After the war, Korolkiewicz helped to revive the Warsaw Opera and the Union of Polish Artists of which he became an active member of the board. When he felt his singing days were over, in order to survive and maintain his family, he turned to commercial art (producing book illustrations, posters, postage stamps etc) at which he was highly successful. It was not until 1960 that he resumed painting: a trip to the Hungarian plains proved to be a new artistic stimulus in this case. Those wild steppes, unspoiled by civilization, and full of beautiful horses fascinated the painter and compelled him to take to the brush again. They also helped him to discover his own genre to which he dedicated himself wholly. From then on horses became the main theme in Korolkiewicz’s artistic work presented in many individual- and group exhibitions in Poland and abroad.
This particular theme, boasting long and splendid tradition in art
history (a “must” in certain type of the heroic portrait), had a special
place in the Polish art of the 19th century.
This can be seen in the works of Piotr Michalowski, Maksymilian Gierymski, Juliusz Kossak, Wojciech Kossak, Jozef Chelmonski, Jozef Brandt who are some of the greatest Polish masters of the period. Jozef Korolkiewicz drew precisely on this tradition. His own art is a blend of the romantic vision of nature with touches of Delacroix or Gericault (both had many splendid studies of horses to their credit) and the postimpressionistic palette enriched with the tone of expression.
Colour plays an all-important role in Korolkiewicz’s works although the artist is also sensitive to light and atmosphere.

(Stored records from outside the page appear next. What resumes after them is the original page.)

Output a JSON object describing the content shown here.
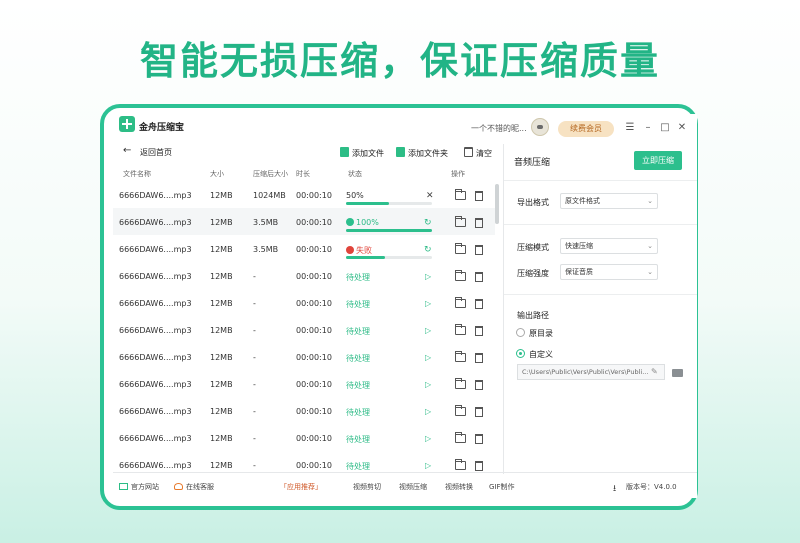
{
  "headline": "智能无损压缩，保证压缩质量",
  "app": {
    "title": "金舟压缩宝",
    "user_name": "一个不错的昵...",
    "vip_label": "续费会员"
  },
  "toolbar": {
    "back_label": "返回首页",
    "add_file": "添加文件",
    "add_folder": "添加文件夹",
    "clear": "清空"
  },
  "table": {
    "headers": {
      "name": "文件名称",
      "size": "大小",
      "compressed_size": "压缩后大小",
      "duration": "时长",
      "status": "状态",
      "actions": "操作"
    },
    "rows": [
      {
        "name": "6666DAW6....mp3",
        "size": "12MB",
        "compressed": "1024MB",
        "duration": "00:00:10",
        "status": "50%",
        "progress": 0.5
      },
      {
        "name": "6666DAW6....mp3",
        "size": "12MB",
        "compressed": "3.5MB",
        "duration": "00:00:10",
        "status": "100%",
        "progress": 1.0
      },
      {
        "name": "6666DAW6....mp3",
        "size": "12MB",
        "compressed": "3.5MB",
        "duration": "00:00:10",
        "status": "失败",
        "progress": 0.45
      },
      {
        "name": "6666DAW6....mp3",
        "size": "12MB",
        "compressed": "-",
        "duration": "00:00:10",
        "status": "待处理"
      },
      {
        "name": "6666DAW6....mp3",
        "size": "12MB",
        "compressed": "-",
        "duration": "00:00:10",
        "status": "待处理"
      },
      {
        "name": "6666DAW6....mp3",
        "size": "12MB",
        "compressed": "-",
        "duration": "00:00:10",
        "status": "待处理"
      },
      {
        "name": "6666DAW6....mp3",
        "size": "12MB",
        "compressed": "-",
        "duration": "00:00:10",
        "status": "待处理"
      },
      {
        "name": "6666DAW6....mp3",
        "size": "12MB",
        "compressed": "-",
        "duration": "00:00:10",
        "status": "待处理"
      },
      {
        "name": "6666DAW6....mp3",
        "size": "12MB",
        "compressed": "-",
        "duration": "00:00:10",
        "status": "待处理"
      },
      {
        "name": "6666DAW6....mp3",
        "size": "12MB",
        "compressed": "-",
        "duration": "00:00:10",
        "status": "待处理"
      },
      {
        "name": "6666DAW6....mp3",
        "size": "12MB",
        "compressed": "-",
        "duration": "00:00:10",
        "status": "待处理"
      }
    ]
  },
  "panel": {
    "title": "音频压缩",
    "compress_button": "立即压缩",
    "output_format_label": "导出格式",
    "output_format_value": "原文件格式",
    "mode_label": "压缩模式",
    "mode_value": "快速压缩",
    "strength_label": "压缩强度",
    "strength_value": "保证音质",
    "output_path_label": "输出路径",
    "option_original": "原目录",
    "option_custom": "自定义",
    "custom_path": "C:\\Users\\Public\\Vers\\Public\\Vers\\Publi..."
  },
  "footer": {
    "website": "官方网站",
    "support": "在线客服",
    "recommend": "「应用推荐」",
    "links": [
      "视频剪切",
      "视频压缩",
      "视频转换",
      "GIF制作"
    ],
    "version": "版本号：V4.0.0"
  },
  "colors": {
    "accent": "#2cbf8d",
    "headline": "#22b486",
    "error": "#e0443b",
    "vip_bg": "#f7e2c2"
  }
}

In his case, colour does not separate objects and forms but creates an artistic space which is autonomous from nature - a feature which distinguishes him from other Polish colourists. His forms are vivid, three dimensional, submerged in light, and the space retains its perspective. Composition, often asymmetric and capricious as in Oriental art, also plays a remarkable role.

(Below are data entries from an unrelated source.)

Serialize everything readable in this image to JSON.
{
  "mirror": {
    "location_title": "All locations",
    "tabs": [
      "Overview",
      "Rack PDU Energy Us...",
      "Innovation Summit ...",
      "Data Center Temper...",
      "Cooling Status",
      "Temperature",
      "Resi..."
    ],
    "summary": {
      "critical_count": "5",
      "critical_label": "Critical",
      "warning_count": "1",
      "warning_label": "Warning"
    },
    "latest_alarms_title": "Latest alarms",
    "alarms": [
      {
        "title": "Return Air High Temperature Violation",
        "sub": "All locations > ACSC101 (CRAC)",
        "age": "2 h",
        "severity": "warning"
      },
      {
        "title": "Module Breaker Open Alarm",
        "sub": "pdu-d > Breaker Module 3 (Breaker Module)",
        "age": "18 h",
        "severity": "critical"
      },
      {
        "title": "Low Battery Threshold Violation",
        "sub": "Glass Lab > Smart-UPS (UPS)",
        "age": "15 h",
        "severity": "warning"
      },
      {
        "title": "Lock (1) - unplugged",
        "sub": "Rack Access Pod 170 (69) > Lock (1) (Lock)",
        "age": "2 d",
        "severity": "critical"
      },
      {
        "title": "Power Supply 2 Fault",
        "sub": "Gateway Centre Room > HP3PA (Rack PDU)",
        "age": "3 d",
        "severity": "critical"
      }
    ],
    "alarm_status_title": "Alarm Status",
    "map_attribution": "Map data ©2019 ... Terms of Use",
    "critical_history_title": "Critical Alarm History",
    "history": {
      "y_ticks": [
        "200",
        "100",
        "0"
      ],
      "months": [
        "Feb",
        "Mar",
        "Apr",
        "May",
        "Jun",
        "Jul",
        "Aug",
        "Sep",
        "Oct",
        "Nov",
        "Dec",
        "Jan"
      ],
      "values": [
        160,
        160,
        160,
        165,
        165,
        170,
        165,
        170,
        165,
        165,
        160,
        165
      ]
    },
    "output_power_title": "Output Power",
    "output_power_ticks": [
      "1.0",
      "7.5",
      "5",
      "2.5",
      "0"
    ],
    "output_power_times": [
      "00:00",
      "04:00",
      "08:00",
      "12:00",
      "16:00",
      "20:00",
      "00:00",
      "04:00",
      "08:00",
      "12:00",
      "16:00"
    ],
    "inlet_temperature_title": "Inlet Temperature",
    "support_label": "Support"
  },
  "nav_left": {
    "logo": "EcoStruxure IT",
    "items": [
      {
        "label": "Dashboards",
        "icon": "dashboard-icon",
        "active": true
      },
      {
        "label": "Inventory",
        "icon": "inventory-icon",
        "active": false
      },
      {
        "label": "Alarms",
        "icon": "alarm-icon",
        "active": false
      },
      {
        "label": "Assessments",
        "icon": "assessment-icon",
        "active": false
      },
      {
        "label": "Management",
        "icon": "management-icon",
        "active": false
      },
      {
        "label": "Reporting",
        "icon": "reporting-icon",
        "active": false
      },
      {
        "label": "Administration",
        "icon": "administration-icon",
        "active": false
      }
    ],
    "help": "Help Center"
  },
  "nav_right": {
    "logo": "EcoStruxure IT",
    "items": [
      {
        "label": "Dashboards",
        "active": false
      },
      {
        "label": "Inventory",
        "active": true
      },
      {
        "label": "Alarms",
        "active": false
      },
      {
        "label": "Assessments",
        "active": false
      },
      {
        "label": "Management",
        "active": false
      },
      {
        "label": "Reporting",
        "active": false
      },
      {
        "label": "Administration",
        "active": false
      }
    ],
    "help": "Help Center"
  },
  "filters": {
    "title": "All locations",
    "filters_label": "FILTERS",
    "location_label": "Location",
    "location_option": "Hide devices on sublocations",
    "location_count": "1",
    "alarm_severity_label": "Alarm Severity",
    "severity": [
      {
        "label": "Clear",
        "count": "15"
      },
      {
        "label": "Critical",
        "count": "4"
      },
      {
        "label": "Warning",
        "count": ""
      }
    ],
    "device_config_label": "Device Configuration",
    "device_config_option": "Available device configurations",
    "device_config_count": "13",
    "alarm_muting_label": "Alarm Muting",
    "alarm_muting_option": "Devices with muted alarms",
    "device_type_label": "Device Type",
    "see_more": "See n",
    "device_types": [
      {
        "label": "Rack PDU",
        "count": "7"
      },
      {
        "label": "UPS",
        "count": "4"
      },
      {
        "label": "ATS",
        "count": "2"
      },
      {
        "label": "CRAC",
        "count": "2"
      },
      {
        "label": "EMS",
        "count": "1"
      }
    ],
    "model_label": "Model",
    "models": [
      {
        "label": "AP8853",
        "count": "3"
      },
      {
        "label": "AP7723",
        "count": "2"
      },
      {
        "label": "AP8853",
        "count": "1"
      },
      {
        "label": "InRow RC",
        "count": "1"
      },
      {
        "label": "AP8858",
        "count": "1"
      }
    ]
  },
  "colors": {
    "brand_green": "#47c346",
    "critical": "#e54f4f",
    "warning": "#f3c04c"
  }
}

Since 1973 Korolkiewicz was able to visit his family in Sweden. He did it frequently and many of his works were created and exhibited there.
Korolkiewicz’s work was flourishing at a time when many other artists
had already past their prime and when Korolkiewicz himself had reached
a very advanced age. The most surprising then is the joy of life and the
vitality emanating from his canvases. Korolkiewicz’s horses, usually captured
in movement, portray some kind of élan vital, as sense of
perpetual change, a magnetic flow of energy that constitutes the very essence
of the universe. The same horse can be viewed as a romantic symbol of individual
freedom, a symbol of feeling and of man’s link to Nature and Nature’s splendour.
The robust and poetic images of “romantic” horses filling the landscape
prompt the dreams of an Arcadia with its harmonious world of natural beauty
which today can only be found in art. Or to be more precise, in the art
of certain painters like Jozef Korolkiewicz.